If you want to get noticed at a conference, show up for your appointment on time. Dress professionally. Have a brief pitch prepared, and make sure you’ve actually practiced it out loud, so you know what you’re going to say. (Your family will think you’ve gone crazy for talking to yourself in the basement… but that’s okay. If you want to be a writer, you probably already qualify as “crazy.”) Do some research on the agents, to make sure you can target your pitch. (I’ve lost
I recently had an online discussion with a writers’ group, and they had several questions for me…
What are the three most important things you look for in a query?
A strong writing voice, clarity of argument (if nonfiction) or story (if fiction), and author platform.
How important are queries to your agency?
I use them as ways to look for talent. Of the queries that come in cold (that is, not introduced by authors I already represent, and not someone I met and spoke with at a conference), the percentage of queries that turn into clients is very, very low.
What experience is worth mentioning in a query?
Anything you’ve had published is worth mentioning. Anything that reveals a big platform is worth mentioning.
Do you think going to conferences and making connections is a better way to meet agents than querying them?
Absolutely. Being face to face with someone, in order to gauge personality and likability and trust, is far more important than choosing someone off the web. I think going to conferences is a GREAT way to connect with agents and editors.
What subjects and genres are currently overdone in the queries you see?
I don’t know that anything is overdone at the moment. Tastes change. Every generation needs its own voices. We see new ideas break out, and we’re always surprised. I know some people will say “dystopian is overdone,” or “Amish fiction is overdone.” They might be… until somebody creates one that sells well. (Having noted this, I’ll admit I hate the question, which get frequently. The fact is, we’re always surprised at the latest breakout hit.)

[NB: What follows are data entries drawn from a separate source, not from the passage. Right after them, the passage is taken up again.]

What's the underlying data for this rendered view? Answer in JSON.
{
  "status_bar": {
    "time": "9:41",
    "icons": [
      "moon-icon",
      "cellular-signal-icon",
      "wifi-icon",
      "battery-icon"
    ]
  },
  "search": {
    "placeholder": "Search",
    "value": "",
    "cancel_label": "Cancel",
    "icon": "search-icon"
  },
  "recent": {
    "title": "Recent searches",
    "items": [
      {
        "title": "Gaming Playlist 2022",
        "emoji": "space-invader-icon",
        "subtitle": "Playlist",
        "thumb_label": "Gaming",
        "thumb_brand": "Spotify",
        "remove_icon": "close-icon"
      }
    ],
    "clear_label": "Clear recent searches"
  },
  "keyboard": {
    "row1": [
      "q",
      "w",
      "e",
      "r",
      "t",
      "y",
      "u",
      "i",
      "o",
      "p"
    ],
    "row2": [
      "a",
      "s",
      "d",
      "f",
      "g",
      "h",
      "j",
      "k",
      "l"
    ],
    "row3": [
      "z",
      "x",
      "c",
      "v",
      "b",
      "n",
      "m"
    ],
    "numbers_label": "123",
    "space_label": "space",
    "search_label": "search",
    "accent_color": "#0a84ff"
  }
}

Which genres do you think deserve a comeback? What genres would you like to see in queries?
Beats me what deserves a comeback. Chick-lit is making a comeback, now known as romantic comedy. I suppose I’d like to see westerns and spy novels make a comeback.